- What you are asked to do:
Reproduce every line that appears below, precisely and completely.
──────────────────────────────
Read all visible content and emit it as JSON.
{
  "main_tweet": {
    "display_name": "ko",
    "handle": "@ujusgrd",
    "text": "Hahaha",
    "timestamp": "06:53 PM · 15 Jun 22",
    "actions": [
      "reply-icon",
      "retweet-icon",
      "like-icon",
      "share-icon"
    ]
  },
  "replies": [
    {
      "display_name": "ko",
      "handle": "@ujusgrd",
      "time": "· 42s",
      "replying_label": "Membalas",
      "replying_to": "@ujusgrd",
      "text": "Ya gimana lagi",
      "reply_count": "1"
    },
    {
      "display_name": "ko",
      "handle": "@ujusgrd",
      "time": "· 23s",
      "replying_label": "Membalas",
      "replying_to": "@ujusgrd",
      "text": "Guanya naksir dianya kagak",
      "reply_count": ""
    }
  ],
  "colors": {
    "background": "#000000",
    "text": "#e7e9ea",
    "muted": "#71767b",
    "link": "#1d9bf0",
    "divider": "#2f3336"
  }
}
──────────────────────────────
- Task output:
Read all visible content and emit it as JSON.
{
  "main_tweet": {
    "display_name": "ko",
    "handle": "@ujusgrd",
    "text": "Hahaha",
    "timestamp": "06:53 PM · 15 Jun 22",
    "actions": [
      "reply-icon",
      "retweet-icon",
      "like-icon",
      "share-icon"
    ]
  },
  "replies": [
    {
      "display_name": "ko",
      "handle": "@ujusgrd",
      "time": "· 42s",
      "replying_label": "Membalas",
      "replying_to": "@ujusgrd",
      "text": "Ya gimana lagi",
      "reply_count": "1"
    },
    {
      "display_name": "ko",
      "handle": "@ujusgrd",
      "time": "· 23s",
      "replying_label": "Membalas",
      "replying_to": "@ujusgrd",
      "text": "Guanya naksir dianya kagak",
      "reply_count": ""
    }
  ],
  "colors": {
    "background": "#000000",
    "text": "#e7e9ea",
    "muted": "#71767b",
    "link": "#1d9bf0",
    "divider": "#2f3336"
  }
}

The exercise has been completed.